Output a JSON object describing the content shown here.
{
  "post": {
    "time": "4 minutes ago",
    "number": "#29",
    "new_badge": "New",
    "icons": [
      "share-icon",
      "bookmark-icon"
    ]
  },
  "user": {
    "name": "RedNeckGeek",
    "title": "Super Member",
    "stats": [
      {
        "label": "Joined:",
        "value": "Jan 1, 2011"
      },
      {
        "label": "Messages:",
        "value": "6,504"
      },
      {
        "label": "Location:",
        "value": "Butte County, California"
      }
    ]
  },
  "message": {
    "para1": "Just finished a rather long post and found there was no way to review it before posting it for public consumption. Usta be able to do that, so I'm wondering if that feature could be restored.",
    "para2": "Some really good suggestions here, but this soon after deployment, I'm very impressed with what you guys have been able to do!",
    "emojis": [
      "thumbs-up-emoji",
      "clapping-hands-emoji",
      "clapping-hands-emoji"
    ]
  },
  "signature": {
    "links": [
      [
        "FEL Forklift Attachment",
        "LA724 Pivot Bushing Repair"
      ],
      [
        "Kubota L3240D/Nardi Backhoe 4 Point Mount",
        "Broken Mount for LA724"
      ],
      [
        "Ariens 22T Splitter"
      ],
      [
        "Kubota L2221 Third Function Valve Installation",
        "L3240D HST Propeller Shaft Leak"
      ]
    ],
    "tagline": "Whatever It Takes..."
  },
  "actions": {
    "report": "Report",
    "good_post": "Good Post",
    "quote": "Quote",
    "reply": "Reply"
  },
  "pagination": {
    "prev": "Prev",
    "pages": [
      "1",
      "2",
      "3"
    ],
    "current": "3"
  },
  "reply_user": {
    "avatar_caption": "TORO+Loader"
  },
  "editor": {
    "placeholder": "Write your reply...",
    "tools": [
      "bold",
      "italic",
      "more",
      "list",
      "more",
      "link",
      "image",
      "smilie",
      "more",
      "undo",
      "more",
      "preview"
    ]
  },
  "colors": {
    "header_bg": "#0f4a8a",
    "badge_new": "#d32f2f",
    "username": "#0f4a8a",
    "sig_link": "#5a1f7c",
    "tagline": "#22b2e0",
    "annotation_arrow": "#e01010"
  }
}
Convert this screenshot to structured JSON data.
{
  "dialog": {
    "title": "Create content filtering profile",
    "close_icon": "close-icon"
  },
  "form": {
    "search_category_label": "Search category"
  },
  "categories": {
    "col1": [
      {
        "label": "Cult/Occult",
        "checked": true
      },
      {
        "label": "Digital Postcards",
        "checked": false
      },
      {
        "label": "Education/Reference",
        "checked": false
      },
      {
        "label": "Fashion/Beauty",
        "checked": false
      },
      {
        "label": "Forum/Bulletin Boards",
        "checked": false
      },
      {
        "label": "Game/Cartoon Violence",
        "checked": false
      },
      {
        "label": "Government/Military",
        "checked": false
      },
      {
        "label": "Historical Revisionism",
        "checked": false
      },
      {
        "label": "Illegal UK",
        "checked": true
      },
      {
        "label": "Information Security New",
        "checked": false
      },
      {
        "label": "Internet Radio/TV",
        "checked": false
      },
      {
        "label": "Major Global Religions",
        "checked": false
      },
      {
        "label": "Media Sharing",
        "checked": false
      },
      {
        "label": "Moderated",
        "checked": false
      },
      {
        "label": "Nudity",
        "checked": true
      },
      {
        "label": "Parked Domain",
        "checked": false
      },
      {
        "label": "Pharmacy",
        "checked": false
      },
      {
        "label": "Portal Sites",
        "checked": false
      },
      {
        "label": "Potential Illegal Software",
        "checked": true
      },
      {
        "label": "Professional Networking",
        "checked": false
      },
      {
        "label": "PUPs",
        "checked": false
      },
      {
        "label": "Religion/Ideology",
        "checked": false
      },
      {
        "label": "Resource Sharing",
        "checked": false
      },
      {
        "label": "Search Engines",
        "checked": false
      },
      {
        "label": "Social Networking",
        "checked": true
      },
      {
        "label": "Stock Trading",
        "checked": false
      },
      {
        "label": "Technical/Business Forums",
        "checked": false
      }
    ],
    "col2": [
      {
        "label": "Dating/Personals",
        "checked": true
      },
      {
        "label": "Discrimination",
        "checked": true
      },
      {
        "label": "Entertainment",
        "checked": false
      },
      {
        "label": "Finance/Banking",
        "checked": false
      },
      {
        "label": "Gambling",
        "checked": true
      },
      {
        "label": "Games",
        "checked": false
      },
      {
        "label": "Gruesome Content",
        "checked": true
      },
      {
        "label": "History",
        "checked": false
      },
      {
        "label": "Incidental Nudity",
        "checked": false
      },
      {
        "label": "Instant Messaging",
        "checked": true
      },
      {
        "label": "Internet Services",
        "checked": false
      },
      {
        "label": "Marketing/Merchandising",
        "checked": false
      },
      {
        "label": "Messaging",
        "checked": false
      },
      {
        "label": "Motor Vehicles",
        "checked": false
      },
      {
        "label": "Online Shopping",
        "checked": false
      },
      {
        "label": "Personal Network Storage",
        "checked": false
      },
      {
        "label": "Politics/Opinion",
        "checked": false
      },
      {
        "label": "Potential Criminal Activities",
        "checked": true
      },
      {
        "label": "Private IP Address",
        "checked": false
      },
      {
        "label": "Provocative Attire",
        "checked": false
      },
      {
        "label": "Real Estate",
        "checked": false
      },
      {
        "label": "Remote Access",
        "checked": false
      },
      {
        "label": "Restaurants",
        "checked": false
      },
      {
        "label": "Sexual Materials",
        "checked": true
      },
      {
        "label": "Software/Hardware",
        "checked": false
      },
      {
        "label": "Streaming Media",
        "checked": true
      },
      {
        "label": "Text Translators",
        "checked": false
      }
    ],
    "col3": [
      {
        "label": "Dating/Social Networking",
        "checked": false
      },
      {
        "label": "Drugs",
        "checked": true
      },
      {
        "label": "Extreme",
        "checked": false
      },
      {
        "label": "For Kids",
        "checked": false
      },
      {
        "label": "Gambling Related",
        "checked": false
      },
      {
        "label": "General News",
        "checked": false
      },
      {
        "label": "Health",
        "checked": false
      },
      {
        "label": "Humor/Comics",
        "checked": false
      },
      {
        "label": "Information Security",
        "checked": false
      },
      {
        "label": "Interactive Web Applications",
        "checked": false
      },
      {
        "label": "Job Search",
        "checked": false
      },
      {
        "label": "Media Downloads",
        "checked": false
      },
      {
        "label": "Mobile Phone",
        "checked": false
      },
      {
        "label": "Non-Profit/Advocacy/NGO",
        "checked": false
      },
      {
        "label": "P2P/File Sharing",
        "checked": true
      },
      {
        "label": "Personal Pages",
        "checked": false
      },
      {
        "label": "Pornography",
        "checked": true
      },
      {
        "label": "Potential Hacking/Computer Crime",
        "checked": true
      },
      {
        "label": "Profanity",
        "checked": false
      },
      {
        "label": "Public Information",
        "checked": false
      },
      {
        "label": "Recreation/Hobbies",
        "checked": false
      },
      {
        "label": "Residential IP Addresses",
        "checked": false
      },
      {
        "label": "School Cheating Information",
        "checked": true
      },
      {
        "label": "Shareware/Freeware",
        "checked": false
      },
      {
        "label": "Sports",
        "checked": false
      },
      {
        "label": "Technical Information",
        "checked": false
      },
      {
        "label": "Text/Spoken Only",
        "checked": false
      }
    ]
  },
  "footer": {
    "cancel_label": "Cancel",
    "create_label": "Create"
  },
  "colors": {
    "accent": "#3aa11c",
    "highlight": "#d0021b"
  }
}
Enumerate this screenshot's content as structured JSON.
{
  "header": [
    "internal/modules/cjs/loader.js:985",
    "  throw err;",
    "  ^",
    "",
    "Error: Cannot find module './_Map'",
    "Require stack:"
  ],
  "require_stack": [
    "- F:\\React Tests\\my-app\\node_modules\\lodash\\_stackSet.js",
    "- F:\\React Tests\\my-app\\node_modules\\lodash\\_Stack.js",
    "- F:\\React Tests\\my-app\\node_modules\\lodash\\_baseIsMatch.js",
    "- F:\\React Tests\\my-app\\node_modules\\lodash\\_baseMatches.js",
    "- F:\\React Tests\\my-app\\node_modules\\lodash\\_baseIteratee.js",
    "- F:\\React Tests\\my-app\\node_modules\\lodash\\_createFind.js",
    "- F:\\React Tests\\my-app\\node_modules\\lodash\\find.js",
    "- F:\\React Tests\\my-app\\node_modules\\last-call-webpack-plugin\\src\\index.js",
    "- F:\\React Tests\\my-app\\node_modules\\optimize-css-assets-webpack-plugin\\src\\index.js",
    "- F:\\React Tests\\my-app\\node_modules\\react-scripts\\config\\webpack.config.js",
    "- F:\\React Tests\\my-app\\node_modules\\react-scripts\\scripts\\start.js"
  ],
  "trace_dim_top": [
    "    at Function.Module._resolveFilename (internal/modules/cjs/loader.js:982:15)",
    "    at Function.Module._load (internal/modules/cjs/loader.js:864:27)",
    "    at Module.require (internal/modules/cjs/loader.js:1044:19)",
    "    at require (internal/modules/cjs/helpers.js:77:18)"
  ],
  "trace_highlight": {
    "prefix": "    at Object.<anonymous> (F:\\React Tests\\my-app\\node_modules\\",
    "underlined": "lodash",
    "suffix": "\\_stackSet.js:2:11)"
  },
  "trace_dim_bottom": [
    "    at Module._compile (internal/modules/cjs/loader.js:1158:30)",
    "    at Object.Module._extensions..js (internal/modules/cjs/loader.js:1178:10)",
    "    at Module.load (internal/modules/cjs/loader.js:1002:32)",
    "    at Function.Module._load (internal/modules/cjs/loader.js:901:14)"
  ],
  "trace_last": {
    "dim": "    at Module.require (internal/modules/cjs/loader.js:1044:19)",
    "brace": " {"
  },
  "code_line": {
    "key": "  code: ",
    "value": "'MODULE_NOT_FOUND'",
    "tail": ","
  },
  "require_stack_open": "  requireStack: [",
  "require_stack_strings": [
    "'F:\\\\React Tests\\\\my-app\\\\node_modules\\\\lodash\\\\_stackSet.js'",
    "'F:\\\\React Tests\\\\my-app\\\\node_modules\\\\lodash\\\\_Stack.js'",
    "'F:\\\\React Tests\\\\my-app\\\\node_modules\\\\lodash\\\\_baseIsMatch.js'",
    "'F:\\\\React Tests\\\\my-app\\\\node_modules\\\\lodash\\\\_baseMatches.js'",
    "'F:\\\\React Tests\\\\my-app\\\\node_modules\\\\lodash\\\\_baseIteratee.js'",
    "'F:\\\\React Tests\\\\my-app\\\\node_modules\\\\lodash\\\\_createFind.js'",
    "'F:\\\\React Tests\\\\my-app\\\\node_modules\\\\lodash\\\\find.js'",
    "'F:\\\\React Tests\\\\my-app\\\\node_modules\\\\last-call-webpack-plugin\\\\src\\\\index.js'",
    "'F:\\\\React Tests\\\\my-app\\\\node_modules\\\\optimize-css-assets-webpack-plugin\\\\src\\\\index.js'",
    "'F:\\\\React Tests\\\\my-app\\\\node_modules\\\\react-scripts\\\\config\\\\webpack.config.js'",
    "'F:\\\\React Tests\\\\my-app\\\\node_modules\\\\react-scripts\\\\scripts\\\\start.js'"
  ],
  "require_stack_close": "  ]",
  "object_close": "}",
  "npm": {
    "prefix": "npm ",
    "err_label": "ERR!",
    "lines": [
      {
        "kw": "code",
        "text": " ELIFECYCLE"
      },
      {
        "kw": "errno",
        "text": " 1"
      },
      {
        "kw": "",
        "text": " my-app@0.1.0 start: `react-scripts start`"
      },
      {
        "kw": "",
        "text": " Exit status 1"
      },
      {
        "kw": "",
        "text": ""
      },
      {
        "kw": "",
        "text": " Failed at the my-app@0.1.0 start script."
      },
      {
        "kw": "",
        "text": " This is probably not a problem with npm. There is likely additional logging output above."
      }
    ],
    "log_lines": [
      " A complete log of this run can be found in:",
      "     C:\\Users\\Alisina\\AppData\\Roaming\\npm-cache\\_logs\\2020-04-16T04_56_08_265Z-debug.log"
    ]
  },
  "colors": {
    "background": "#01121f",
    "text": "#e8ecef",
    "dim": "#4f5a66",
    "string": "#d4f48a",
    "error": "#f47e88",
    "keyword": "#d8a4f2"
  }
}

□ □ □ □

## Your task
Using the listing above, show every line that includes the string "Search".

## Solution
    "search_category_label": "Search category"
        "label": "Search Engines",
        "label": "Job Search",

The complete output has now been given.